Segment Open

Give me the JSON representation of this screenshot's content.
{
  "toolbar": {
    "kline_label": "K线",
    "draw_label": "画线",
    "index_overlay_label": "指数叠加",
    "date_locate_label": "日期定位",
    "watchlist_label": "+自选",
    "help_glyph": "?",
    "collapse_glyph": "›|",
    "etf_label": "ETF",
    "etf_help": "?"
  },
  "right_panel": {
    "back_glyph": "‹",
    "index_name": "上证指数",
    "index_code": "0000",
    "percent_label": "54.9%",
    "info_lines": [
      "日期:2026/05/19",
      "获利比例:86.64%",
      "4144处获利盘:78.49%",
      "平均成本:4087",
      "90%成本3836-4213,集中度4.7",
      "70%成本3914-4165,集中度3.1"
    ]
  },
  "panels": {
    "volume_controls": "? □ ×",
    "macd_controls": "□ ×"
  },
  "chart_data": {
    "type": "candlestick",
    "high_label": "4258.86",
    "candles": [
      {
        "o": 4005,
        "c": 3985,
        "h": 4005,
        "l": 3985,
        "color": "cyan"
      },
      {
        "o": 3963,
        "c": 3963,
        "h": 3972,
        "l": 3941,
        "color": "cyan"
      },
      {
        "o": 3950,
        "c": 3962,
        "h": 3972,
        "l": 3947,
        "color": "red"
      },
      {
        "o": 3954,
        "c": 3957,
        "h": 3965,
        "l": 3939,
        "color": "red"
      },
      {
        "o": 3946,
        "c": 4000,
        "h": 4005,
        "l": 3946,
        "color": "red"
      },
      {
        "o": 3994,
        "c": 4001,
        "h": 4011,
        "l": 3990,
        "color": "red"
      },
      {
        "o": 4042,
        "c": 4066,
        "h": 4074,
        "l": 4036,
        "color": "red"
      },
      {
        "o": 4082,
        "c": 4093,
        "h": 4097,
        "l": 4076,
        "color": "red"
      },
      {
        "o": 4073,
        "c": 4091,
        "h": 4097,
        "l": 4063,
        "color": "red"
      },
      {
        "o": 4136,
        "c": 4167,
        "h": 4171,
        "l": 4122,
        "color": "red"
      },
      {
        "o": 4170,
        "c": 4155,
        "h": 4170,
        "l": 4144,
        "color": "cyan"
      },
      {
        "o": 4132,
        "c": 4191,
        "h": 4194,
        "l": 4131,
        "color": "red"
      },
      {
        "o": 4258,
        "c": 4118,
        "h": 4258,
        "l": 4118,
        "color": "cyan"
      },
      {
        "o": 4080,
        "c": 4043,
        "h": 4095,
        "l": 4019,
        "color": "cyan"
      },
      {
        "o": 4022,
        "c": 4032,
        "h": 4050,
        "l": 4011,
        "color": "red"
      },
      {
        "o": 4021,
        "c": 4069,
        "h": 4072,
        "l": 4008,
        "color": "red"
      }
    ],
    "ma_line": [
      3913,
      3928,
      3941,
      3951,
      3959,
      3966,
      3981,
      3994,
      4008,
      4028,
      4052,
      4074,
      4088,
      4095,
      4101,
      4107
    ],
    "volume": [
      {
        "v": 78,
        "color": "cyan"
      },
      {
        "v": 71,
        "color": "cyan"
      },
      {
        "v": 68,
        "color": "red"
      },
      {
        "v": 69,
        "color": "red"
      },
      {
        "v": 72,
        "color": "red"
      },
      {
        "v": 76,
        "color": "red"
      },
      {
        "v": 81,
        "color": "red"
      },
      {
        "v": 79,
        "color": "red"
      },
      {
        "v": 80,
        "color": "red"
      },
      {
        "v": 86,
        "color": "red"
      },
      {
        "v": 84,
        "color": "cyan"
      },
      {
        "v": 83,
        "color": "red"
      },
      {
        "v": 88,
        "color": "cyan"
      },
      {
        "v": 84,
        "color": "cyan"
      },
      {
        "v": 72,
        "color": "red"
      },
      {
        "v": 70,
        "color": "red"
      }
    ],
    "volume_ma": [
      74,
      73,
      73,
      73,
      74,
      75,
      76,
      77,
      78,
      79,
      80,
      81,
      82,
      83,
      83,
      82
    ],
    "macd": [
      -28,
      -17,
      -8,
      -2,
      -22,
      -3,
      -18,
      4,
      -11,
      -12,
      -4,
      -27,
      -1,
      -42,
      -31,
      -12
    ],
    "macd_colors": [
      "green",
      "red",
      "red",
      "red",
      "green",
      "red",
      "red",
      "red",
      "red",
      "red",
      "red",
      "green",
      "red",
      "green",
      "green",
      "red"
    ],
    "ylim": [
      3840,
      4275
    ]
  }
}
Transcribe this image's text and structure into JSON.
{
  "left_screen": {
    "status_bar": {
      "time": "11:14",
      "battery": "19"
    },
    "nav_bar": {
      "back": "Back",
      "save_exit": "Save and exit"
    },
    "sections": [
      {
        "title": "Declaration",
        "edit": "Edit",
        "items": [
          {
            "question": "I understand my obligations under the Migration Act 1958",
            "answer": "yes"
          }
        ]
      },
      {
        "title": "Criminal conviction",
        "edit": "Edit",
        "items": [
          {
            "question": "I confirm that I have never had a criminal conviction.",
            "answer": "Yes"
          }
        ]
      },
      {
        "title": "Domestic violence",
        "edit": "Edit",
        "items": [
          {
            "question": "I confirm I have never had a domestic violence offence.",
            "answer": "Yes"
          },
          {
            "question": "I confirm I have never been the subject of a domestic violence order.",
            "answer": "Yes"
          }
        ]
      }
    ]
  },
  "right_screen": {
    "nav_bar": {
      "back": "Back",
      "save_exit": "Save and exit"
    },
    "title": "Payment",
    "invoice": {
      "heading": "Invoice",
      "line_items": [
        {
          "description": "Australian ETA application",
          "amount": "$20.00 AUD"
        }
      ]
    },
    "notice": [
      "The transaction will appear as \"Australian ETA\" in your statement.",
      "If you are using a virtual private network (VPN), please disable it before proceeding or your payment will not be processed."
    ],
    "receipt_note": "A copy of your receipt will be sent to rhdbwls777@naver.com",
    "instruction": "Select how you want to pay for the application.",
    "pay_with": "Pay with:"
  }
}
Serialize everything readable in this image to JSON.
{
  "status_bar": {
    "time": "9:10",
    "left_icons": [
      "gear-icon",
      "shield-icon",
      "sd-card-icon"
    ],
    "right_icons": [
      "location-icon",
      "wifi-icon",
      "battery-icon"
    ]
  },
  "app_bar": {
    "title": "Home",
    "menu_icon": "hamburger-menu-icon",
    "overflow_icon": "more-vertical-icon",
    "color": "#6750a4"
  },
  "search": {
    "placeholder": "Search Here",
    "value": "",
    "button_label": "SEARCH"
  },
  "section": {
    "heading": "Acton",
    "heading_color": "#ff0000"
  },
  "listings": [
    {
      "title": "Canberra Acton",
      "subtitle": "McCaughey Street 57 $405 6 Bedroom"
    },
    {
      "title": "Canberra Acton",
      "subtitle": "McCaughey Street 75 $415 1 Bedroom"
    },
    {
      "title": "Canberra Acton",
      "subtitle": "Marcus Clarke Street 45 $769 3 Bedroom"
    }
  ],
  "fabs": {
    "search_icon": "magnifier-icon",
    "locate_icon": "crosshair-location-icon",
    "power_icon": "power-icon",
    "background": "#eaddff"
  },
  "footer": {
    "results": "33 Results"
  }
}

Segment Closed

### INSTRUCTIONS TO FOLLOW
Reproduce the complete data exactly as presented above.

### PROBLEM SOLUTION
Give me the JSON representation of this screenshot's content.
{
  "toolbar": {
    "kline_label": "K线",
    "draw_label": "画线",
    "index_overlay_label": "指数叠加",
    "date_locate_label": "日期定位",
    "watchlist_label": "+自选",
    "help_glyph": "?",
    "collapse_glyph": "›|",
    "etf_label": "ETF",
    "etf_help": "?"
  },
  "right_panel": {
    "back_glyph": "‹",
    "index_name": "上证指数",
    "index_code": "0000",
    "percent_label": "54.9%",
    "info_lines": [
      "日期:2026/05/19",
      "获利比例:86.64%",
      "4144处获利盘:78.49%",
      "平均成本:4087",
      "90%成本3836-4213,集中度4.7",
      "70%成本3914-4165,集中度3.1"
    ]
  },
  "panels": {
    "volume_controls": "? □ ×",
    "macd_controls": "□ ×"
  },
  "chart_data": {
    "type": "candlestick",
    "high_label": "4258.86",
    "candles": [
      {
        "o": 4005,
        "c": 3985,
        "h": 4005,
        "l": 3985,
        "color": "cyan"
      },
      {
        "o": 3963,
        "c": 3963,
        "h": 3972,
        "l": 3941,
        "color": "cyan"
      },
      {
        "o": 3950,
        "c": 3962,
        "h": 3972,
        "l": 3947,
        "color": "red"
      },
      {
        "o": 3954,
        "c": 3957,
        "h": 3965,
        "l": 3939,
        "color": "red"
      },
      {
        "o": 3946,
        "c": 4000,
        "h": 4005,
        "l": 3946,
        "color": "red"
      },
      {
        "o": 3994,
        "c": 4001,
        "h": 4011,
        "l": 3990,
        "color": "red"
      },
      {
        "o": 4042,
        "c": 4066,
        "h": 4074,
        "l": 4036,
        "color": "red"
      },
      {
        "o": 4082,
        "c": 4093,
        "h": 4097,
        "l": 4076,
        "color": "red"
      },
      {
        "o": 4073,
        "c": 4091,
        "h": 4097,
        "l": 4063,
        "color": "red"
      },
      {
        "o": 4136,
        "c": 4167,
        "h": 4171,
        "l": 4122,
        "color": "red"
      },
      {
        "o": 4170,
        "c": 4155,
        "h": 4170,
        "l": 4144,
        "color": "cyan"
      },
      {
        "o": 4132,
        "c": 4191,
        "h": 4194,
        "l": 4131,
        "color": "red"
      },
      {
        "o": 4258,
        "c": 4118,
        "h": 4258,
        "l": 4118,
        "color": "cyan"
      },
      {
        "o": 4080,
        "c": 4043,
        "h": 4095,
        "l": 4019,
        "color": "cyan"
      },
      {
        "o": 4022,
        "c": 4032,
        "h": 4050,
        "l": 4011,
        "color": "red"
      },
      {
        "o": 4021,
        "c": 4069,
        "h": 4072,
        "l": 4008,
        "color": "red"
      }
    ],
    "ma_line": [
      3913,
      3928,
      3941,
      3951,
      3959,
      3966,
      3981,
      3994,
      4008,
      4028,
      4052,
      4074,
      4088,
      4095,
      4101,
      4107
    ],
    "volume": [
      {
        "v": 78,
        "color": "cyan"
      },
      {
        "v": 71,
        "color": "cyan"
      },
      {
        "v": 68,
        "color": "red"
      },
      {
        "v": 69,
        "color": "red"
      },
      {
        "v": 72,
        "color": "red"
      },
      {
        "v": 76,
        "color": "red"
      },
      {
        "v": 81,
        "color": "red"
      },
      {
        "v": 79,
        "color": "red"
      },
      {
        "v": 80,
        "color": "red"
      },
      {
        "v": 86,
        "color": "red"
      },
      {
        "v": 84,
        "color": "cyan"
      },
      {
        "v": 83,
        "color": "red"
      },
      {
        "v": 88,
        "color": "cyan"
      },
      {
        "v": 84,
        "color": "cyan"
      },
      {
        "v": 72,
        "color": "red"
      },
      {
        "v": 70,
        "color": "red"
      }
    ],
    "volume_ma": [
      74,
      73,
      73,
      73,
      74,
      75,
      76,
      77,
      78,
      79,
      80,
      81,
      82,
      83,
      83,
      82
    ],
    "macd": [
      -28,
      -17,
      -8,
      -2,
      -22,
      -3,
      -18,
      4,
      -11,
      -12,
      -4,
      -27,
      -1,
      -42,
      -31,
      -12
    ],
    "macd_colors": [
      "green",
      "red",
      "red",
      "red",
      "green",
      "red",
      "red",
      "red",
      "red",
      "red",
      "red",
      "green",
      "red",
      "green",
      "green",
      "red"
    ],
    "ylim": [
      3840,
      4275
    ]
  }
}
Transcribe this image's text and structure into JSON.
{
  "left_screen": {
    "status_bar": {
      "time": "11:14",
      "battery": "19"
    },
    "nav_bar": {
      "back": "Back",
      "save_exit": "Save and exit"
    },
    "sections": [
      {
        "title": "Declaration",
        "edit": "Edit",
        "items": [
          {
            "question": "I understand my obligations under the Migration Act 1958",
            "answer": "yes"
          }
        ]
      },
      {
        "title": "Criminal conviction",
        "edit": "Edit",
        "items": [
          {
            "question": "I confirm that I have never had a criminal conviction.",
            "answer": "Yes"
          }
        ]
      },
      {
        "title": "Domestic violence",
        "edit": "Edit",
        "items": [
          {
            "question": "I confirm I have never had a domestic violence offence.",
            "answer": "Yes"
          },
          {
            "question": "I confirm I have never been the subject of a domestic violence order.",
            "answer": "Yes"
          }
        ]
      }
    ]
  },
  "right_screen": {
    "nav_bar": {
      "back": "Back",
      "save_exit": "Save and exit"
    },
    "title": "Payment",
    "invoice": {
      "heading": "Invoice",
      "line_items": [
        {
          "description": "Australian ETA application",
          "amount": "$20.00 AUD"
        }
      ]
    },
    "notice": [
      "The transaction will appear as \"Australian ETA\" in your statement.",
      "If you are using a virtual private network (VPN), please disable it before proceeding or your payment will not be processed."
    ],
    "receipt_note": "A copy of your receipt will be sent to rhdbwls777@naver.com",
    "instruction": "Select how you want to pay for the application.",
    "pay_with": "Pay with:"
  }
}
Serialize everything readable in this image to JSON.
{
  "status_bar": {
    "time": "9:10",
    "left_icons": [
      "gear-icon",
      "shield-icon",
      "sd-card-icon"
    ],
    "right_icons": [
      "location-icon",
      "wifi-icon",
      "battery-icon"
    ]
  },
  "app_bar": {
    "title": "Home",
    "menu_icon": "hamburger-menu-icon",
    "overflow_icon": "more-vertical-icon",
    "color": "#6750a4"
  },
  "search": {
    "placeholder": "Search Here",
    "value": "",
    "button_label": "SEARCH"
  },
  "section": {
    "heading": "Acton",
    "heading_color": "#ff0000"
  },
  "listings": [
    {
      "title": "Canberra Acton",
      "subtitle": "McCaughey Street 57 $405 6 Bedroom"
    },
    {
      "title": "Canberra Acton",
      "subtitle": "McCaughey Street 75 $415 1 Bedroom"
    },
    {
      "title": "Canberra Acton",
      "subtitle": "Marcus Clarke Street 45 $769 3 Bedroom"
    }
  ],
  "fabs": {
    "search_icon": "magnifier-icon",
    "locate_icon": "crosshair-location-icon",
    "power_icon": "power-icon",
    "background": "#eaddff"
  },
  "footer": {
    "results": "33 Results"
  }
}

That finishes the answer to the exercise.